As opposed to eukaryotic microalgae that can accumulate large amounts of triacylglycerols (TAGs) as storage lipids, the cyanobacteria studied to date produce little or no TAGs but their fatty acids (FAs) are directly shuttled to membrane lipid synthesis (Fig. 1). On the other hand, cyanobacteria are well suited for approaches aimed at redirecting carbon flux in lipid metabolism to specific biofuel molecules. First, whereas in plants and algae, including microalgae, lipid metabolism involves several different cellular compartments, in cyanobacteria, all metabolism occurs via soluble or membrane-bound enzymes in the cytoplasm. Second, being bacteria, cyanobacteria are well suited for synthetic biology and metabolic engineering approaches for phototrophic production of various desirable biomolecules, including high-density liquid biofuels such as alkanes, alkylesters (Fig. 1) and isoprenoids.
The main objectives of the CyanoFuels project are to:
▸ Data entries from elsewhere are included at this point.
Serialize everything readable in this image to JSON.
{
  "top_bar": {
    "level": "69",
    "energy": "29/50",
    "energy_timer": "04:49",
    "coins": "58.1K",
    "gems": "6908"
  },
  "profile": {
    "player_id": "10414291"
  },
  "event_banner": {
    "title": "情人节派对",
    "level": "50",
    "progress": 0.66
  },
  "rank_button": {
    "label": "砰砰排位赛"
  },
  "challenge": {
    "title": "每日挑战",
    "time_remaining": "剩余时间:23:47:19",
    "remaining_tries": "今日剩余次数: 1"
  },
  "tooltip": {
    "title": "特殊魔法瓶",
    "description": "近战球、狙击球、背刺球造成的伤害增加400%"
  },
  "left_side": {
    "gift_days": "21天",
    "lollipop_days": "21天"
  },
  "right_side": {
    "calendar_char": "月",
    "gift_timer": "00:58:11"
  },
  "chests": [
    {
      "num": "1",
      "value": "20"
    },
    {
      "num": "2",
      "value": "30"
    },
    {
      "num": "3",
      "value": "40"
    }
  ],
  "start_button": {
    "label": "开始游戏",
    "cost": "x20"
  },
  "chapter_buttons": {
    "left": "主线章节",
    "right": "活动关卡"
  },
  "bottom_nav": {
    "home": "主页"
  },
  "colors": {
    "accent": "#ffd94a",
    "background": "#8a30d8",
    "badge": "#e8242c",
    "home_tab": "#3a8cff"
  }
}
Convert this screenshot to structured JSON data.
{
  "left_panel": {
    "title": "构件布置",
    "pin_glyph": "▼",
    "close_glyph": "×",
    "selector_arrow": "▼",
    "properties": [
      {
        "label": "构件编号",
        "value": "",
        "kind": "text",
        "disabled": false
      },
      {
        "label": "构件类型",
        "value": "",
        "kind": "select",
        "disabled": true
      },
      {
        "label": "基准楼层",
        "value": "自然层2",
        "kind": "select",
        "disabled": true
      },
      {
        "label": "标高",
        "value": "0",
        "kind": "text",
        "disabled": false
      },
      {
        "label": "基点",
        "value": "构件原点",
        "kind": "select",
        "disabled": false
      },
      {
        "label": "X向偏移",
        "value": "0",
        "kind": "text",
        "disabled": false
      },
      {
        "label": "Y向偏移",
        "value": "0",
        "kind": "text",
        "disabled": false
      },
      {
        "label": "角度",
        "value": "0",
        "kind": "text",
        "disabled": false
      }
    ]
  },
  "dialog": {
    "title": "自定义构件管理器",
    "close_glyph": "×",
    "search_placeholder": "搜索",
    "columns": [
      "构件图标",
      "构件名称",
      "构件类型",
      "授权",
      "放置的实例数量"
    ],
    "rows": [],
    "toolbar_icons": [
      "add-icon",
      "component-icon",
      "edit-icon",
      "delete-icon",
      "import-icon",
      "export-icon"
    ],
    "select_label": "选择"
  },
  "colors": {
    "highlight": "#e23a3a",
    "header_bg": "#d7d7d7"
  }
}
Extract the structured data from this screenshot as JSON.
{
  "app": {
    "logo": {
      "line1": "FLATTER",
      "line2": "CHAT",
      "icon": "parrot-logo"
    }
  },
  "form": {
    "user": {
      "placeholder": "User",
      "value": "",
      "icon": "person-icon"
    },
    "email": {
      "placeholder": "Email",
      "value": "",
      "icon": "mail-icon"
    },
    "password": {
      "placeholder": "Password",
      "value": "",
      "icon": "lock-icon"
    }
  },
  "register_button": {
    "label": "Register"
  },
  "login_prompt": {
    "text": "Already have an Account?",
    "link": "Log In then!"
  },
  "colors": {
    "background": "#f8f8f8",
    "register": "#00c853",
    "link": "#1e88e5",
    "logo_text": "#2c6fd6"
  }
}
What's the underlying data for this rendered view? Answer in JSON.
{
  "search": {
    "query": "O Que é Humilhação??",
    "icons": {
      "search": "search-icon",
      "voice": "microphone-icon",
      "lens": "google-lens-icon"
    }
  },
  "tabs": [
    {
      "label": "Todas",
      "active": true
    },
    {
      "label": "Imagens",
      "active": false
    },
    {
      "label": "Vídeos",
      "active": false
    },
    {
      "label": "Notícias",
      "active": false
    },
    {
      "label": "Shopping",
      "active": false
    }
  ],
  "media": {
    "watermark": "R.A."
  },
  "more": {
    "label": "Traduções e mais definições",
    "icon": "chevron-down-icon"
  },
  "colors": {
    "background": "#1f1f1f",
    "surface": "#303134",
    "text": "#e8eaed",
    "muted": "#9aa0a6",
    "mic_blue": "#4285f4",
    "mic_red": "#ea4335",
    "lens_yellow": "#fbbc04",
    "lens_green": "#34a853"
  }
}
1. Design strains of cyanobacteria that can capture flue gas-concentrations of CO2 (~15% CO2) for photosynthetic conversion to high levels of advanced biofuels.
2. In collaboration with Cheryl Kerfeld (JGI) survey the vast diversity of cyanobacterial species for identification of novel gene clusters of interest for biofuel synthesis.
3. Demonstrate the applicability of the SR-FTIR/MS platform developed by Hoi-Ying Holman (ALS, ESD) for single-cell metabolic fingerprinting of engineered cyanobacteria in real time.
Our work to date has focused on the cyanobacterium Synechocystis6803 (S. 6803). We have now completed the construction of more than 20 engineered strains of S. 6803, designated the S. 6803-FUEL series, as part of generating S. 6803 strains for high-yield accumulation of defined alkanes. For example, by introduction of a FAD-FAR operon behind the stron S. 6803 PpsbA2 promoter we could demonstrate a 5-fold increase in C17 -alkane (heptadecane) production . We could also demonstrate the applicability of SR-FTIR spectromicroscopy as a powerful means for metabolic screening and phenotyping of live individual cells
 Jansson, C. (2011) Metabolic engineering of cyanobacteria for direct conversion of CO2 to hydrocarbon biofuels. Progr. Bot. 73, 81-93.
 Jansson, C., and Northen, T. (2010) Calcifying cyanobacteria - the potential of biomineralization for carbon capture and storage. Curr. Opin. Biotechnol. 21, 365-371.
 Hu, P., Borglin, S., Kamennaya, N.A., Chen, L., Park, H., Mahoney, L., Kijac, A., Shan, G., Chavarría, K.L., Zhang, C., Quinn, N.W.T., Wemmer, D., Holman, H.Y., and Jansson, C. (2012) Metabolic phenotyping of the cyanobacterium Synechocystis 6803 engineered for production of alkanes and free fatty acids. Applied Energy, in press.